Tuesday, Oct 15, 2019
These stories are indicative of a larger trend: call it the “creator stack” or the “enterprization of consumer.” Whereas previously, the biggest online labor marketplaces flattened the individuality of workers, new platforms allow anyone to monetize unique skills. Gig work isn’t going anywhere—but there are now more ways to capitalize on creativity. Users can now build audiences at scale and turn their passions into livelihoods, whether that’s playing video games or producing video content.
‘Do you have any questions for me?’ is a make-or-break moment.
Monday, Oct 14, 2019
I often advocate people surrounding me to build their own side projects. I believe they can fulfill you in so many ways: for your career, your relationships, or your independence.
This is my last official week as a DN. I lasted 2.5 years.
I start a new job in November that is not remote friendly.
I’m excited and terrified about the drastic lifestyle change I’m about to have. For 6 years, I’ve been working as a remote employee. The past 2.5, I’ve been a digital nomad. I’ll miss so many things about this lifestyle … So why in the world am I throwing all of this away?
Friday, Oct 11, 2019
The findings put pressure on airline regulators to take stronger action to fight climate change as they prepare for a summit next week.
WeWork is the ultimate manifestation of this bad idea. Its rise is a sign that we have no good way, in modern life, to value and guard private, distraction-free spaces. Our online lives are crammed with distraction, and our work lives are no different, either. WeWork? At best, WeTry.
Thursday, Oct 10, 2019
I’ll be honest — the first few months were bleak. I didn’t have any projects lined up when I made the leap to freelance, so I spent months playing video games and started questioning everything. I contacted everyone I knew, eventually landed a project, and began figuring out how to make it all work.
My wanting to share every waking thought became eclipsed by a desire for an increasingly rare commodity — a private life.
Wednesday, Oct 9, 2019
The impostor syndrome, a phenomenon that manifests when people feel like frauds even if they are actually capable and well-qualified, affects people both in the workplace and in the classroom. A new study from researchers at BYU reveals that perceptions of impostorism are quite common and uncovers one of the best — and worst — ways to cope with such feelings.

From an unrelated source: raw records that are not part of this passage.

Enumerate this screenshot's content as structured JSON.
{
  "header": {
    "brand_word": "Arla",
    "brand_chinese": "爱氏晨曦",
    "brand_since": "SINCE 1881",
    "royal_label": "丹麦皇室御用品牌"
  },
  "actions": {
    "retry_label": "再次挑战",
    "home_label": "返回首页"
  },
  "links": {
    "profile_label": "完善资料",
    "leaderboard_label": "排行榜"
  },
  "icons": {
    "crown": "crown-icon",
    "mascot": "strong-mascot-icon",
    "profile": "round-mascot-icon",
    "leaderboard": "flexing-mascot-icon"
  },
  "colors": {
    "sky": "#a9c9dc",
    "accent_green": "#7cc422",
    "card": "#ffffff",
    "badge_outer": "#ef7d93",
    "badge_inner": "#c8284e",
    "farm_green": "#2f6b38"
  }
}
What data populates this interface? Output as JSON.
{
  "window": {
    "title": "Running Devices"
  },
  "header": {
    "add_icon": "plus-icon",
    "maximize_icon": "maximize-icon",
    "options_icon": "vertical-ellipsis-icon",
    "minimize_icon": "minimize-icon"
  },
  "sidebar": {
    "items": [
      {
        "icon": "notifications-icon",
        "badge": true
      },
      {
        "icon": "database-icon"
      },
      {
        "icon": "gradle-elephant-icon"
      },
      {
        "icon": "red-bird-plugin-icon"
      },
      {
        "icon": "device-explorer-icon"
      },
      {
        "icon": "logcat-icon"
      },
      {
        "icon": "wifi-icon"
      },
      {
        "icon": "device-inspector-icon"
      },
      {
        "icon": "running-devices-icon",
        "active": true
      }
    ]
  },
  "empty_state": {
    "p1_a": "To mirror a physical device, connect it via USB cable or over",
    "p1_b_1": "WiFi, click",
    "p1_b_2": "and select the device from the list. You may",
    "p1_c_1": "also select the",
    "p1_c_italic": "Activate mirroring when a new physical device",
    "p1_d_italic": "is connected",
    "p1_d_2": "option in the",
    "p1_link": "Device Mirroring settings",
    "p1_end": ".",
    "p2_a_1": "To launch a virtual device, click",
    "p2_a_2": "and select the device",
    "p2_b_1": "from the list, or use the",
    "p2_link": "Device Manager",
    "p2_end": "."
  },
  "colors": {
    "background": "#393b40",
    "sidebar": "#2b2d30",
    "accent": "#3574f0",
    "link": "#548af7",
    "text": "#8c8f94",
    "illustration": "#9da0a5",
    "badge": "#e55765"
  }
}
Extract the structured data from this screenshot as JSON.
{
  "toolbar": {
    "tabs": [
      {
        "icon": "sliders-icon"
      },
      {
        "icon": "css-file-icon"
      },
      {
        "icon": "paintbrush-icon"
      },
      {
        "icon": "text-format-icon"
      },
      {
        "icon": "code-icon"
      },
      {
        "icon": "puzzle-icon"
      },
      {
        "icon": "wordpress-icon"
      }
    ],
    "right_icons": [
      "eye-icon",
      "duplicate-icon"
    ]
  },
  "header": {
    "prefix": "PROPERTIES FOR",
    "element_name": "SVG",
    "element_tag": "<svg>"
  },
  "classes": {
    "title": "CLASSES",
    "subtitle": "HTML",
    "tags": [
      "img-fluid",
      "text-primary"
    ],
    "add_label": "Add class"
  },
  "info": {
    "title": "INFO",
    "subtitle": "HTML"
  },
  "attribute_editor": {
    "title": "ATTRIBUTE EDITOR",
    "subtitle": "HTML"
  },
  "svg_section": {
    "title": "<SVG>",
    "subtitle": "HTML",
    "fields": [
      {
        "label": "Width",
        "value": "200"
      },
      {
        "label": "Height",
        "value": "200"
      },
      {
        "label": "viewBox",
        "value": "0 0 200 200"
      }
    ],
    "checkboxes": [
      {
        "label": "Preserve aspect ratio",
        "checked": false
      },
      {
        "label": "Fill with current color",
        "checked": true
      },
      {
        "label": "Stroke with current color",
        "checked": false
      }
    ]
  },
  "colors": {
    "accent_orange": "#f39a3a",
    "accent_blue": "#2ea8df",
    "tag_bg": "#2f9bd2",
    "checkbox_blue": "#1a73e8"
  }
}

Building a company culture that assumes your team can’t be trusted is like playing basketball with one hand tied behind your back: you might be able to do it, but you’re never going to reach your full potential. The companies that empower their workers are going to win over companies who monitor them. The future of work is trust, not tracking.
Tuesday, Oct 8, 2019
We’re remote because people stopped showing up. In the beginning, there was no office because it was me in the Netherlands, Marin, in Serbia and Dmitriy, in Ukraine. Later on, I had two desks next to each other. But the Dutch team member who just joined after a few days didn’t show up because you could just work from home and everyone else was doing that. It was natural
“Hacking” your work only works if you’re a person who would be congratulated for your ingenuity. If you’re not, here’s what to try instead.
Monday, Oct 7, 2019
Travellers are well used to these: the strange cover charge in the tourist-trap restaurant; the outrageous price of the hotel minibar and WiFi; those painful fees for flying with luggage. (Does it cost more to carry your bag on to the plane, or to put it in the hold? I lose track.)
Passion or love doesn’t have to be part of the work/job equation. The value of work is that you get paid to do it, not that you’d do it even if you didn’t get paid. It even bothers a lot of other writers that my main reason for being a writer is that I get paid to write. Sure I like it, but I don’t like it more than my other hobbies.